Nothing may be added, dropped, or altered; restate the listing word for word.

Provided material
+---+
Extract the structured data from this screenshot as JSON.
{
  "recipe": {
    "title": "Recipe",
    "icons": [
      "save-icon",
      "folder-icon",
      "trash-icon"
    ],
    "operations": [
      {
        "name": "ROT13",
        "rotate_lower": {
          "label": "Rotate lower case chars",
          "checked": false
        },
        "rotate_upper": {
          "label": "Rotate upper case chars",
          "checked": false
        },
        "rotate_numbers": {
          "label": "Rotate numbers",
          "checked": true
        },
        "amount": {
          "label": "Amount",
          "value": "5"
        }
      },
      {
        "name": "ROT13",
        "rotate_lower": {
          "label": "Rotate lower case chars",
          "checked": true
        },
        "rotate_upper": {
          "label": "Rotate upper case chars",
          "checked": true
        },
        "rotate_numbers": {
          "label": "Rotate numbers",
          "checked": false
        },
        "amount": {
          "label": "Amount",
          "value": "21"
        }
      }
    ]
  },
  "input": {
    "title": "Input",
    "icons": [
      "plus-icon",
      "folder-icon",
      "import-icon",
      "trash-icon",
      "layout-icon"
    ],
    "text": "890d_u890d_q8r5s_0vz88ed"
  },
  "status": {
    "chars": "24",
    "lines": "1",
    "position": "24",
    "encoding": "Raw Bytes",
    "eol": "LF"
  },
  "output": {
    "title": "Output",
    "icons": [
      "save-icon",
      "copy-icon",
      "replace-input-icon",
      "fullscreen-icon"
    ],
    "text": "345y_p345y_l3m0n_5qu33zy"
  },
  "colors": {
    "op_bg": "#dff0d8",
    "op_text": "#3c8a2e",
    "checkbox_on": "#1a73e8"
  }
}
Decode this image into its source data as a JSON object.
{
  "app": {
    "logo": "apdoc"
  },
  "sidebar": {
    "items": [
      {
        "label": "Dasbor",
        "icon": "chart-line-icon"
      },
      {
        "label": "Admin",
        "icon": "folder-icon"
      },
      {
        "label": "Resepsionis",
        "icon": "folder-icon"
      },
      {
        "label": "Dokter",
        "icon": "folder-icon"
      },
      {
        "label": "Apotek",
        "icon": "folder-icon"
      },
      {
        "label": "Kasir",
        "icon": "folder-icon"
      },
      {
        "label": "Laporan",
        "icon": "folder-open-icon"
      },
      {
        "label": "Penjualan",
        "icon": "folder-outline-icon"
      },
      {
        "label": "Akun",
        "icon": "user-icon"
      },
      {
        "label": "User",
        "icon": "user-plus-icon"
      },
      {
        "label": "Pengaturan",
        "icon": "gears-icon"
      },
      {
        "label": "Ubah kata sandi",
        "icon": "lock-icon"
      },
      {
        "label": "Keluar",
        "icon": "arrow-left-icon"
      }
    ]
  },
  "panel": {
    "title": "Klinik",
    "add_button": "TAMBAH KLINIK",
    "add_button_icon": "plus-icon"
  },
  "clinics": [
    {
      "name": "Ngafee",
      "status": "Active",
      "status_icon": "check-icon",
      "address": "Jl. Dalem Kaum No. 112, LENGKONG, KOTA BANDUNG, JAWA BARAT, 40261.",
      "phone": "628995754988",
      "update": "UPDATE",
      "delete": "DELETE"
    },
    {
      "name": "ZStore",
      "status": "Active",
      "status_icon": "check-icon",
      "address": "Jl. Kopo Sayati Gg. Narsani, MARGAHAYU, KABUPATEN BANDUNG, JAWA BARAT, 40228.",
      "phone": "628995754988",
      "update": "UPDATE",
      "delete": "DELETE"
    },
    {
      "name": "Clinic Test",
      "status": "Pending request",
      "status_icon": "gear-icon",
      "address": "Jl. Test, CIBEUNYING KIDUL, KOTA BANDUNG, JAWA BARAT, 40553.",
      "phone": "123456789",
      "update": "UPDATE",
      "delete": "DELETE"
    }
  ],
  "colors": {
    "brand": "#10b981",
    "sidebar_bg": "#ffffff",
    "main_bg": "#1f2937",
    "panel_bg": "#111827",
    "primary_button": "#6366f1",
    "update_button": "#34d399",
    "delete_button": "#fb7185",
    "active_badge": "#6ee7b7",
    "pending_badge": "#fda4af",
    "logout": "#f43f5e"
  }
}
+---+
Reply to the exercise
Extract the structured data from this screenshot as JSON.
{
  "recipe": {
    "title": "Recipe",
    "icons": [
      "save-icon",
      "folder-icon",
      "trash-icon"
    ],
    "operations": [
      {
        "name": "ROT13",
        "rotate_lower": {
          "label": "Rotate lower case chars",
          "checked": false
        },
        "rotate_upper": {
          "label": "Rotate upper case chars",
          "checked": false
        },
        "rotate_numbers": {
          "label": "Rotate numbers",
          "checked": true
        },
        "amount": {
          "label": "Amount",
          "value": "5"
        }
      },
      {
        "name": "ROT13",
        "rotate_lower": {
          "label": "Rotate lower case chars",
          "checked": true
        },
        "rotate_upper": {
          "label": "Rotate upper case chars",
          "checked": true
        },
        "rotate_numbers": {
          "label": "Rotate numbers",
          "checked": false
        },
        "amount": {
          "label": "Amount",
          "value": "21"
        }
      }
    ]
  },
  "input": {
    "title": "Input",
    "icons": [
      "plus-icon",
      "folder-icon",
      "import-icon",
      "trash-icon",
      "layout-icon"
    ],
    "text": "890d_u890d_q8r5s_0vz88ed"
  },
  "status": {
    "chars": "24",
    "lines": "1",
    "position": "24",
    "encoding": "Raw Bytes",
    "eol": "LF"
  },
  "output": {
    "title": "Output",
    "icons": [
      "save-icon",
      "copy-icon",
      "replace-input-icon",
      "fullscreen-icon"
    ],
    "text": "345y_p345y_l3m0n_5qu33zy"
  },
  "colors": {
    "op_bg": "#dff0d8",
    "op_text": "#3c8a2e",
    "checkbox_on": "#1a73e8"
  }
}
Decode this image into its source data as a JSON object.
{
  "app": {
    "logo": "apdoc"
  },
  "sidebar": {
    "items": [
      {
        "label": "Dasbor",
        "icon": "chart-line-icon"
      },
      {
        "label": "Admin",
        "icon": "folder-icon"
      },
      {
        "label": "Resepsionis",
        "icon": "folder-icon"
      },
      {
        "label": "Dokter",
        "icon": "folder-icon"
      },
      {
        "label": "Apotek",
        "icon": "folder-icon"
      },
      {
        "label": "Kasir",
        "icon": "folder-icon"
      },
      {
        "label": "Laporan",
        "icon": "folder-open-icon"
      },
      {
        "label": "Penjualan",
        "icon": "folder-outline-icon"
      },
      {
        "label": "Akun",
        "icon": "user-icon"
      },
      {
        "label": "User",
        "icon": "user-plus-icon"
      },
      {
        "label": "Pengaturan",
        "icon": "gears-icon"
      },
      {
        "label": "Ubah kata sandi",
        "icon": "lock-icon"
      },
      {
        "label": "Keluar",
        "icon": "arrow-left-icon"
      }
    ]
  },
  "panel": {
    "title": "Klinik",
    "add_button": "TAMBAH KLINIK",
    "add_button_icon": "plus-icon"
  },
  "clinics": [
    {
      "name": "Ngafee",
      "status": "Active",
      "status_icon": "check-icon",
      "address": "Jl. Dalem Kaum No. 112, LENGKONG, KOTA BANDUNG, JAWA BARAT, 40261.",
      "phone": "628995754988",
      "update": "UPDATE",
      "delete": "DELETE"
    },
    {
      "name": "ZStore",
      "status": "Active",
      "status_icon": "check-icon",
      "address": "Jl. Kopo Sayati Gg. Narsani, MARGAHAYU, KABUPATEN BANDUNG, JAWA BARAT, 40228.",
      "phone": "628995754988",
      "update": "UPDATE",
      "delete": "DELETE"
    },
    {
      "name": "Clinic Test",
      "status": "Pending request",
      "status_icon": "gear-icon",
      "address": "Jl. Test, CIBEUNYING KIDUL, KOTA BANDUNG, JAWA BARAT, 40553.",
      "phone": "123456789",
      "update": "UPDATE",
      "delete": "DELETE"
    }
  ],
  "colors": {
    "brand": "#10b981",
    "sidebar_bg": "#ffffff",
    "main_bg": "#1f2937",
    "panel_bg": "#111827",
    "primary_button": "#6366f1",
    "update_button": "#34d399",
    "delete_button": "#fb7185",
    "active_badge": "#6ee7b7",
    "pending_badge": "#fda4af",
    "logout": "#f43f5e"
  }
}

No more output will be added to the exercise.